After she died, thanks to Mom’s sensible, long-scrimped savings – aka my inheritance – I continued to play online, and to study the game more and more seriously, more seriously than I’ve ever studied anything in academia, without a doubt. Through 2010 and into 2011, I read dozens of books, watched training videos, and put in 20-30 hours a week, sometimes more, playing online tournament poker. It was at an online poker table that I met Player X. He and I were playing in a lot of the same tournaments and got to chatting in the table chatbox from time to time. Chatting led to an email correspondence about a project he was working on, and I ended up doing some writing and editing for a press release and a website of his, and he ended up coaching me in poker. After losing a great deal of money, I stopped playing online a few months before the government shut down internet poker in 2011.

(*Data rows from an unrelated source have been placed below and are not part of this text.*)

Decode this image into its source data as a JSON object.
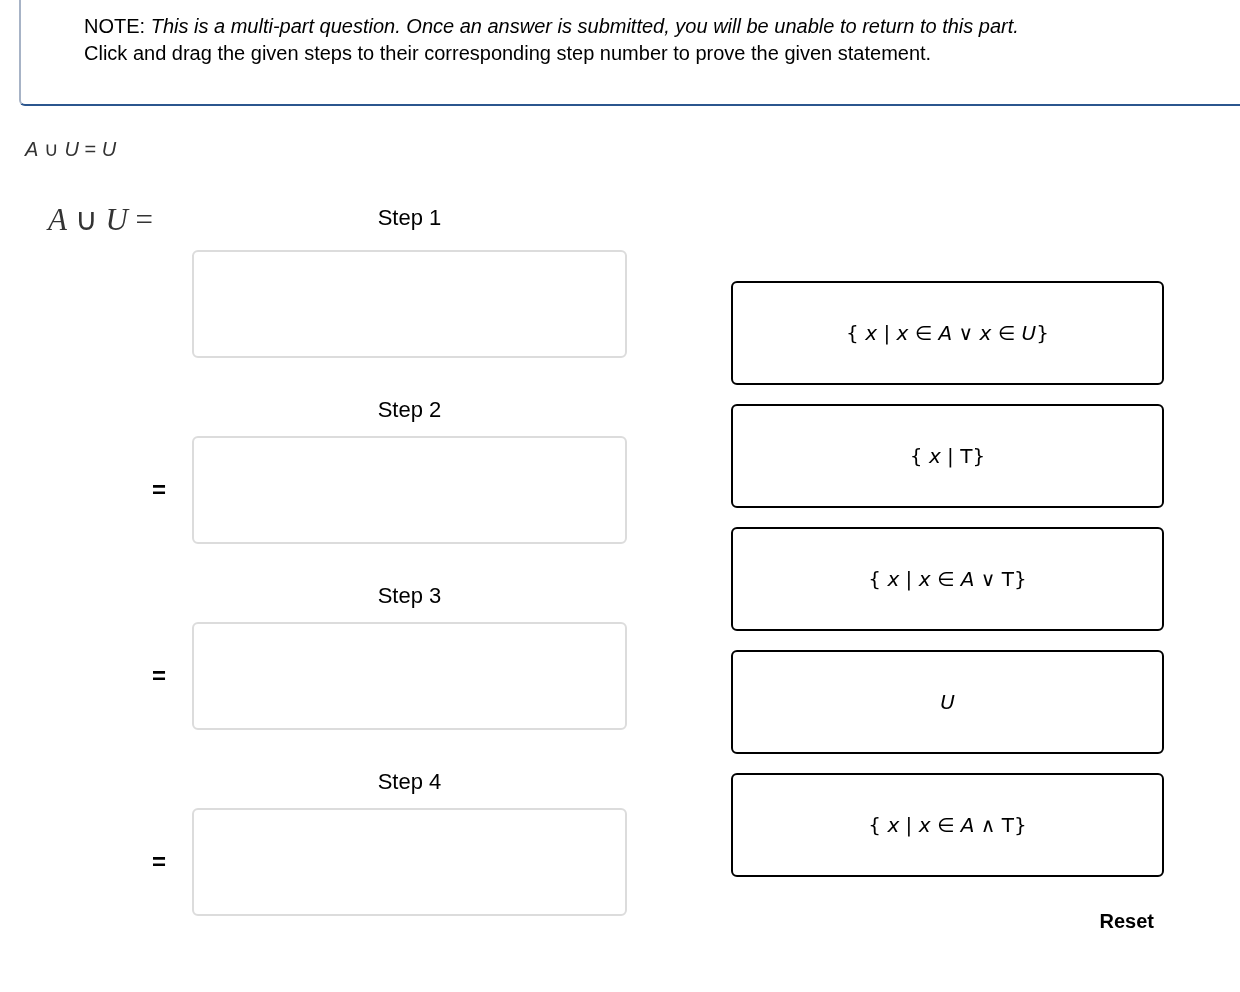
{
  "note": {
    "lines": [
      "NOTE: *This is a multi-part question. Once an answer is submitted, you will be unable to return to this part.*",
      "Click and drag the given steps to their corresponding step number to prove the given statement."
    ]
  },
  "statement": "*A* ∪ *U* = *U*",
  "proof": {
    "lhs": "*A* ∪ *U* =",
    "steps": [
      {
        "label": "Step 1"
      },
      {
        "label": "Step 2",
        "relation": "="
      },
      {
        "label": "Step 3",
        "relation": "="
      },
      {
        "label": "Step 4",
        "relation": "="
      }
    ]
  },
  "answer_tiles": [
    "{ *x* | *x* ∈ *A* ∨ *x* ∈ *U*}",
    "{ *x* | T}",
    "{ *x* | *x* ∈ *A* ∨ T}",
    "*U*",
    "{ *x* | *x* ∈ *A* ∧ T}"
  ],
  "buttons": [
    "Reset"
  ]
}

X and I have remained friendly, and I touch base with him from time to time; I’ll congratulate him on a big tourney win or let him know when I actually do well in one myself. (I play at Foxwoods a couple of times a year, and, s-l-o-w-l-y but surely, I’ve begun to win back some of Sheila’s hard-earned, meticulously scrimped loot.)
Six – The Fan.
I have always been, and unabashedly love being, a fan. Bands, sports heroes, great artists, writers, actors, food – the lists go on, and so does my fandom for those on the lists. Why do I love being a fan, a cheerer-on? It has to do with ego (it’s much easier and more pleasant for me to support others than myself) and inherent enthusiasm.
A quick, vaguely chronological list, rapid-fire, off the top of my head, of a sampling of my fandom, ready, go: Hank Aaron, The Lorax, Mrs. Everett (1st Grade teacher) Bugs Bunny, O.J.Simpson, Dr. J, Don Mattingly, Bernard King, J.R.R. Tolkein,Yes, FDR, Abraham Lincoln, Michael Doonesbury, Jethro Tull, Joy Division, New Order, John LeCarre, Calvin and Hobbes (not the philosophers), Elvis Costello, Sisters of Mercy, Samuel Beckett, Harold Pinter, Laurie Anderson, Eric B. & Rakim, De La Soul, Steve Martin, Young Marble Giants, Spalding Gray, Mimi Goese, Contraband, Raymond Chandler, Raymond Carver, Robert Lax, Frank O’Hara, OnSite Dance Company, Selena Colburn and Dominque Zeltsman, Stereolab, Fantasy, Little Fuzzy, Simon Evans, Phillip K. Dick, Joanna Newsom, The Grey Album, Agota Kristoff, Kevin Garnett, Rajon Rondo, Gary Shteyngart, Ready Player One, Hearty White. I could spend the rest of my life writing history of my fandom; suffice to say, I’ve been a gushing, supportive fan of people for the quality of their words, art, athleticism, actions, character, et cetera ad astra.
Over the last decade, though, I’ve taken my fandom to a new, irrational extreme. I’ve become a fan of poker players, people who don’t do or make anything of quantifiable value. They flatter and envy the rich and famous, they steal from whomever they can, they backbite and whine. They have no particular grace, their skills are vague, hard to quant- or qualify, “White Magic,” as “the Poker Brat” Phil Hellmuth would put it. Often (very often) they are not people of particularly high moral character, nor are they particularly charismatic. Among these heroes are names like Ivey and Brunson and Seidel and Duke and and Harrington and Selbst and even a guy named Raymer; among nemeses, you’ll find Negreanu, Areih, Sheikhan, Lindgren and, of course, Hellmuth except… well, I may be softening on that a little, based on the extremity of young guns’ hatred of Phil and denial of his undeniable gifts. But that too will wait for its own post.
Point is, my perspective is a fan’s perspective. My plan is to study poker as a fan, and fandom as a poker fan and sometime player.
(tomorrow: Big Guns, Regular Joes)